- _Problem requirements_
From the records, pick out and copy each line containing "author".

- _Materials provided_
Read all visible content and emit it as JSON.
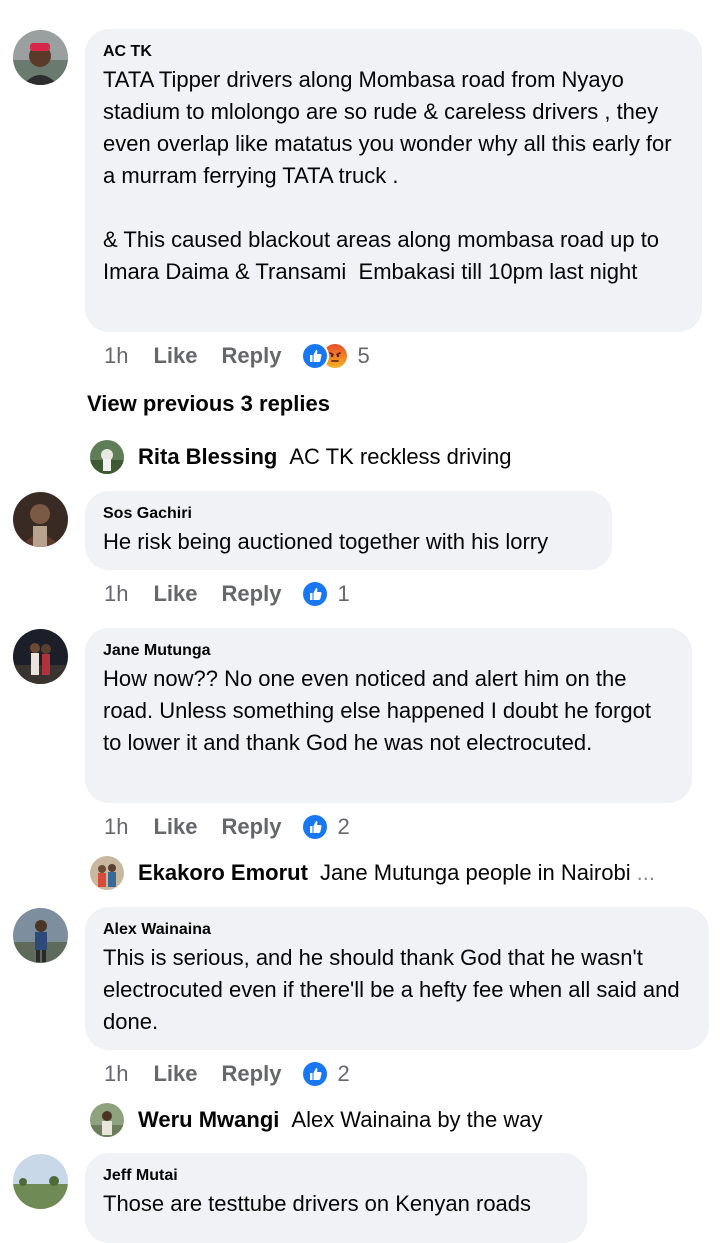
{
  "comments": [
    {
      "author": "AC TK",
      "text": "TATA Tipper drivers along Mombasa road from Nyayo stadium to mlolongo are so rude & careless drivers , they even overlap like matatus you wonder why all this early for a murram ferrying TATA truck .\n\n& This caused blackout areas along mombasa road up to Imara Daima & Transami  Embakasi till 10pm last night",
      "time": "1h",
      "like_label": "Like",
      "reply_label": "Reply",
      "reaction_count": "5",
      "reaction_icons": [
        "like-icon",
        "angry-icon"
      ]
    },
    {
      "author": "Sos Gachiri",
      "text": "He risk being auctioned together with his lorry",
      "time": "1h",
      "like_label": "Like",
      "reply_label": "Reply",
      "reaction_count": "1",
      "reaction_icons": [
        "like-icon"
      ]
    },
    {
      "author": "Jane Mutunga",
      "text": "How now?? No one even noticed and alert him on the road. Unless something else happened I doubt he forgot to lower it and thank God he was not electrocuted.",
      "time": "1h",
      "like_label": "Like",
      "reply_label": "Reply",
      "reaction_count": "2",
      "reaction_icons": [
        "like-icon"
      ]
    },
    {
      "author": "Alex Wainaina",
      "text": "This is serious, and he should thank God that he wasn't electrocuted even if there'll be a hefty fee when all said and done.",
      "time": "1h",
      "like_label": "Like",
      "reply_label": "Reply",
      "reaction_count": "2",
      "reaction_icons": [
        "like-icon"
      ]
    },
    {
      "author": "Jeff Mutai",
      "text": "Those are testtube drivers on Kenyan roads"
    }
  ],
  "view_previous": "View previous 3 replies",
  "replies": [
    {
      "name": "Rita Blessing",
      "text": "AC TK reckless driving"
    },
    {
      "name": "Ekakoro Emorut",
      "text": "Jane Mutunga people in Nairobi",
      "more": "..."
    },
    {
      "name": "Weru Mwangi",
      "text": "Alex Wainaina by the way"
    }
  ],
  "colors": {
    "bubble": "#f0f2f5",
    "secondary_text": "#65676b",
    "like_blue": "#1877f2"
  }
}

- _Response_
      "author": "AC TK",
      "author": "Sos Gachiri",
      "author": "Jane Mutunga",
      "author": "Alex Wainaina",
      "author": "Jeff Mutai",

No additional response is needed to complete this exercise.